Below, I have collected some guides that you can use to secure the apps that you use. I've selected the most popular of the social media apps, but you might use something different. Simply do some research on your own to find ways to "lock down" your privacy settings and know who else gets your information.
Most apps give you very little (if any) security or privacy by default.
You have to remember that most of the apps you use are free because the information that you give them access to, whether you type it in or it's background data collected by your device (location, browsing habits, etc), is valuable. They collect it and sell it to advertisers. These apps spread and become more successful the more content is posted on their service, as people don't want to use an app without any content on it. Therefore, by default, all of your sharing options are often defaulted to totally public. Often, settings to correct this are buried in several places in the app so that they can simultaneously claim that they respect your control of your information, and so that they can make those controls very hard to find.
This is just the listing for the most popular apps. You should also look into locking down other accounts and services, or simply not using them at all unless you really need to. The best app security is to use only what you need and know exactly how you're using it.
Remember: no settings will keep you safe or protect your privacy if you do not control your behavior as well.
- 10 Essential Privacy Tips for Snapchat Users
- How to turn off Snap Map - It's neat, but it's not worth the safety risk you are taking. Again, even if you set things to private, it's too easy for bad actors to get a hold of your data.
- Instagram's Privacy Settings and Information Help Page
- How to remove location data from Instagram posts - remember, it's almost always best practice to not post photos with location data. It's very easy for someone to figure out your patterns, habits, and the places you visit if you do.

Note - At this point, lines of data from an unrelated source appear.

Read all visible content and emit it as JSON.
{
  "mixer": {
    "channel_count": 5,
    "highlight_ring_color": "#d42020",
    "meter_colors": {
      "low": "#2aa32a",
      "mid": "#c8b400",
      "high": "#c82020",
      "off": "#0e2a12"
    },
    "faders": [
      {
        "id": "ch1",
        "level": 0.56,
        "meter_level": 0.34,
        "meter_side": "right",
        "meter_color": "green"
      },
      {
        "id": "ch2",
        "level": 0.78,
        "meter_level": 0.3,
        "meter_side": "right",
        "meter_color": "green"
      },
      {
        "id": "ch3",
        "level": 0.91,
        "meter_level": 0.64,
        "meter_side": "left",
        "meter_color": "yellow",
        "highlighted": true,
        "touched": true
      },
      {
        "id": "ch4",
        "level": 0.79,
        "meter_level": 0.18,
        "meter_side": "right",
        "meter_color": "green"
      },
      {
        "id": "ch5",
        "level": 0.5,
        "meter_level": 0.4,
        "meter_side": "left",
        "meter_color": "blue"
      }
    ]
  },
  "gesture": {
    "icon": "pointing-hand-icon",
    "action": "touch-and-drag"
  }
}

- How to Make Your Instagram Profile Private
- Be aware that there are lots of social engineering tricks that can be used to get you to expose your private account to people that you don't want to see it. Be very careful about who you allow to follow you. Anyone can appear to be anyone online.
- How to Protect Your Personal Information - from Twitter's help pages
- How to Make Your Twitter Profile Private
- Facebook Profile Privacy Settings
- Facebook Privacy Lockdown Guide from an IT company
- Another guide to locking down your privacy settings from Wired.com
- Yet another very good guide from TrustedReviews.com
- Safe Computing from the University of Michigan - Here are good steps and guidelines to follow for any app or online service. Consult it regularly.
- Uninstall apps that you don't actually use. There's a possibility that they are either collecting data in the background, introducing security holes in your phone (the more apps you have, the higher chance there's a way to hack into your phone through one of them), or causing other headaches.
Also take a look at their Social Integrity page - it's full of good ideas, tips, and how-to articles.
Apps you probably shouldn't use in the first place
- Kik - Kik is rife with individuals who use its privacy and anonymity mirage to make inappropriate demands and requests of underage people. There are plenty more above-board apps than this.
- Tinder (or anything similar) - if you're not an adult, you're too young to be using Tinder and are asking to be targeted by creeps. You have no business on an adult dating app, no matter how fun you think it is.
Why should I not have fun online however I want? I know how to be safe.
You probably really don't. Posting information publicly is unsafe, and there's no way around that. However, sharing it "privately" with people online, or even sharing limited amounts of information (e.g., leaving out your address but saying what town or city you're from), can feel safe when it is really not much different.
Odds are, if someone really wanted to, they could figure where you live, where you go to school, who your friends are, what your parents do for work, and do whatever they want with that information.